Oil spill shame
Updated: 2011-08-22 07:39
The investigation, jointly organized by seven central government departments, into the oil spill involving ConocoPhillips China in Bohai Bay is long overdue given the continuing leaks and the uncooperative attitude from the subsidiary of the Houston-based US energy giant.
The State Oceanic Administration (SOA) revealed that the joint investigation team convened a meeting on Saturday to hear reports from ConocoPhillips China and China National Offshore Oil Corporation (CNOOC), ConocoPhillips' partner in the oil field. The team involves the ministries of environmental protection, transportation, agriculture, land and resources, State Administration of Work Safety and State Administration of Energy Resources.
ConocoPhillips China has reported nine new oil leaks, which proves that the company has failed to take effective action since the first leaks were discovered in the middle of June and that the situation is deteriorating.
All the actions the joint investigation team has ordered the company to take, including doing all that it can to stop the leaks, conducting a thorough risk assessment to prevent any further oil leaks and undertaking a clean up, are measures the company should have been taking two months ago.

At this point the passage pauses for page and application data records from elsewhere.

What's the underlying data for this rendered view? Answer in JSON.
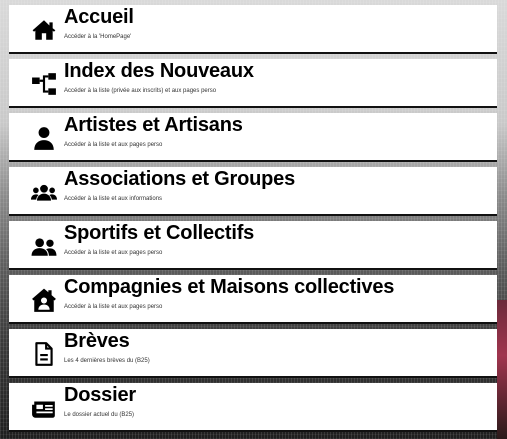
{
  "menu": {
    "items": [
      {
        "title": "Accueil",
        "desc": "Accéder à la 'HomePage'",
        "icon": "home-icon"
      },
      {
        "title": "Index des Nouveaux",
        "desc": "Accéder à la liste (privée aux inscrits) et aux pages perso",
        "icon": "sitemap-icon"
      },
      {
        "title": "Artistes et Artisans",
        "desc": "Accéder à la liste et aux pages perso",
        "icon": "user-icon"
      },
      {
        "title": "Associations et Groupes",
        "desc": "Accéder à la liste et aux informations",
        "icon": "users-group-icon"
      },
      {
        "title": "Sportifs et Collectifs",
        "desc": "Accéder à la liste et aux pages perso",
        "icon": "user-friends-icon"
      },
      {
        "title": "Compagnies et Maisons collectives",
        "desc": "Accéder à la liste et aux pages perso",
        "icon": "house-user-icon"
      },
      {
        "title": "Brèves",
        "desc": "Les 4 dernières brèves du (B25)",
        "icon": "file-text-icon"
      },
      {
        "title": "Dossier",
        "desc": "Le dossier actuel du (B25)",
        "icon": "newspaper-icon"
      }
    ]
  }
}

The reluctance of the oil firm to take the necessary actions and shoulder its responsibilities - as well as its apology that came two months after the first leaks were discovered - shows its arrogance. It has turned a deaf ear and blind eye to the environmental damage and heavy economic losses suffered by Chinese fisheries. Its open defiance of China's maritime watchdog sends the message that this firm lacks any social responsibility.
This environmental disaster also shows that the maritime watchdog alone does not have the means to make a foreign firm abide by Chinese laws and regulations governing the exploitation of maritime resources.
The joint investigation team has so far not imposed any penalties and even fines on ConocoPhillips China and its partner CNOOC, which in turn are also yet to mention how much they will pay in compensation for the damage its oil spills have caused. The Chinese government needs to seriously consider what measures it can introduce to punish foreign firms that violate Chinese rules.
The latest monitoring and surveys show that the oil in the water around the Penglai 19-3 oilfield is thicker than several days ago. This suggests that before they can begin a clean up ConocoPhillips China and its partner CNOOC still have a lot to do to stop the leaks.
Let's hope the joint investigation team will push the oil companies to take the necessary steps to reverse the situation.
(China Daily 08/22/2011 page8)